About this exercise - When you copy the listing, skip the images and return each line verbatim.

>>>

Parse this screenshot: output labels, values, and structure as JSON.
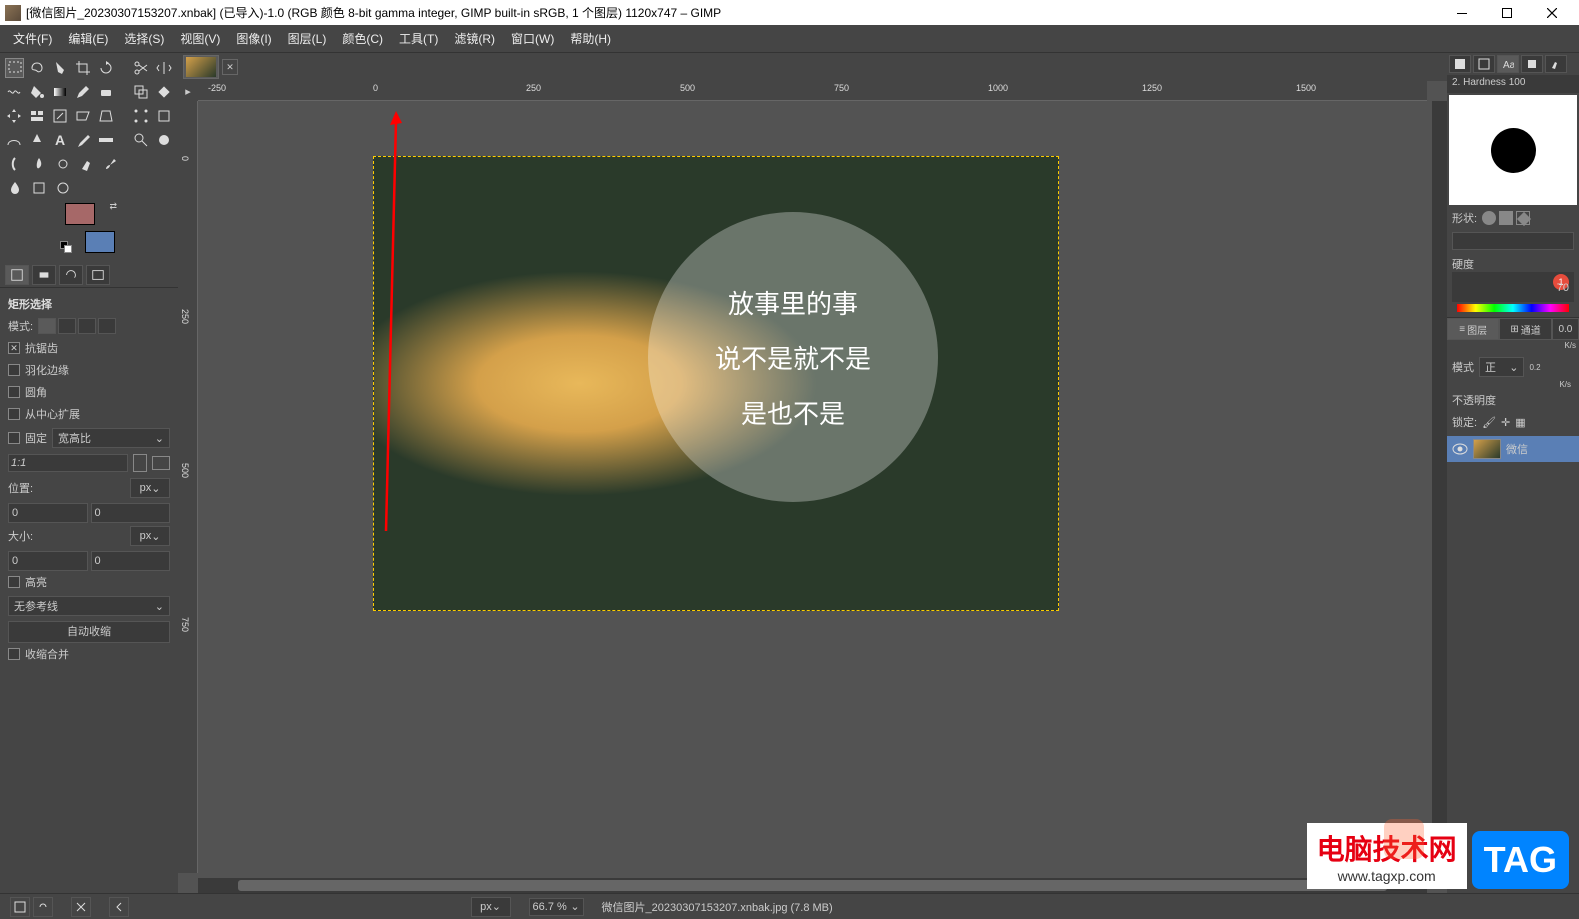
{
  "titlebar": {
    "text": "[微信图片_20230307153207.xnbak] (已导入)-1.0 (RGB 颜色 8-bit gamma integer, GIMP built-in sRGB, 1 个图层) 1120x747 – GIMP"
  },
  "menu": {
    "file": "文件(F)",
    "edit": "编辑(E)",
    "select": "选择(S)",
    "view": "视图(V)",
    "image": "图像(I)",
    "layer": "图层(L)",
    "colors": "颜色(C)",
    "tools": "工具(T)",
    "filters": "滤镜(R)",
    "windows": "窗口(W)",
    "help": "帮助(H)"
  },
  "ruler_h": [
    "-250",
    "0",
    "250",
    "500",
    "750",
    "1000",
    "1250",
    "1500"
  ],
  "ruler_v": [
    "0",
    "250",
    "500",
    "750"
  ],
  "canvas_text": {
    "line1": "放事里的事",
    "line2": "说不是就不是",
    "line3": "是也不是"
  },
  "tool_options": {
    "title": "矩形选择",
    "mode_label": "模式:",
    "antialias": "抗锯齿",
    "feather": "羽化边缘",
    "rounded": "圆角",
    "expand_center": "从中心扩展",
    "fixed": "固定",
    "fixed_value": "宽高比",
    "ratio": "1:1",
    "position": "位置:",
    "position_unit": "px",
    "pos_x": "0",
    "pos_y": "0",
    "size": "大小:",
    "size_unit": "px",
    "size_w": "0",
    "size_h": "0",
    "highlight": "高亮",
    "guides": "无参考线",
    "auto_shrink": "自动收缩",
    "shrink_merged": "收缩合并"
  },
  "right": {
    "brush_name": "2. Hardness 100",
    "shape_label": "形状:",
    "hardness_label": "硬度",
    "warn_badge": "1",
    "percent": "70",
    "layers_tab": "图层",
    "channels_tab": "通道",
    "mode_label": "模式",
    "mode_value": "正",
    "opacity_label": "不透明度",
    "lock_label": "锁定:",
    "layer_name": "微信",
    "extra1": "0.0",
    "extra2": "0.2",
    "kps": "K/s"
  },
  "status": {
    "unit": "px",
    "zoom": "66.7 %",
    "filename": "微信图片_20230307153207.xnbak.jpg (7.8 MB)"
  },
  "watermark": {
    "title": "电脑技术网",
    "url": "www.tagxp.com",
    "tag": "TAG"
  }
}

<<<

Response -
Parse this screenshot: output labels, values, and structure as JSON.
{
  "titlebar": {
    "text": "[微信图片_20230307153207.xnbak] (已导入)-1.0 (RGB 颜色 8-bit gamma integer, GIMP built-in sRGB, 1 个图层) 1120x747 – GIMP"
  },
  "menu": {
    "file": "文件(F)",
    "edit": "编辑(E)",
    "select": "选择(S)",
    "view": "视图(V)",
    "image": "图像(I)",
    "layer": "图层(L)",
    "colors": "颜色(C)",
    "tools": "工具(T)",
    "filters": "滤镜(R)",
    "windows": "窗口(W)",
    "help": "帮助(H)"
  },
  "ruler_h": [
    "-250",
    "0",
    "250",
    "500",
    "750",
    "1000",
    "1250",
    "1500"
  ],
  "ruler_v": [
    "0",
    "250",
    "500",
    "750"
  ],
  "canvas_text": {
    "line1": "放事里的事",
    "line2": "说不是就不是",
    "line3": "是也不是"
  },
  "tool_options": {
    "title": "矩形选择",
    "mode_label": "模式:",
    "antialias": "抗锯齿",
    "feather": "羽化边缘",
    "rounded": "圆角",
    "expand_center": "从中心扩展",
    "fixed": "固定",
    "fixed_value": "宽高比",
    "ratio": "1:1",
    "position": "位置:",
    "position_unit": "px",
    "pos_x": "0",
    "pos_y": "0",
    "size": "大小:",
    "size_unit": "px",
    "size_w": "0",
    "size_h": "0",
    "highlight": "高亮",
    "guides": "无参考线",
    "auto_shrink": "自动收缩",
    "shrink_merged": "收缩合并"
  },
  "right": {
    "brush_name": "2. Hardness 100",
    "shape_label": "形状:",
    "hardness_label": "硬度",
    "warn_badge": "1",
    "percent": "70",
    "layers_tab": "图层",
    "channels_tab": "通道",
    "mode_label": "模式",
    "mode_value": "正",
    "opacity_label": "不透明度",
    "lock_label": "锁定:",
    "layer_name": "微信",
    "extra1": "0.0",
    "extra2": "0.2",
    "kps": "K/s"
  },
  "status": {
    "unit": "px",
    "zoom": "66.7 %",
    "filename": "微信图片_20230307153207.xnbak.jpg (7.8 MB)"
  },
  "watermark": {
    "title": "电脑技术网",
    "url": "www.tagxp.com",
    "tag": "TAG"
  }
}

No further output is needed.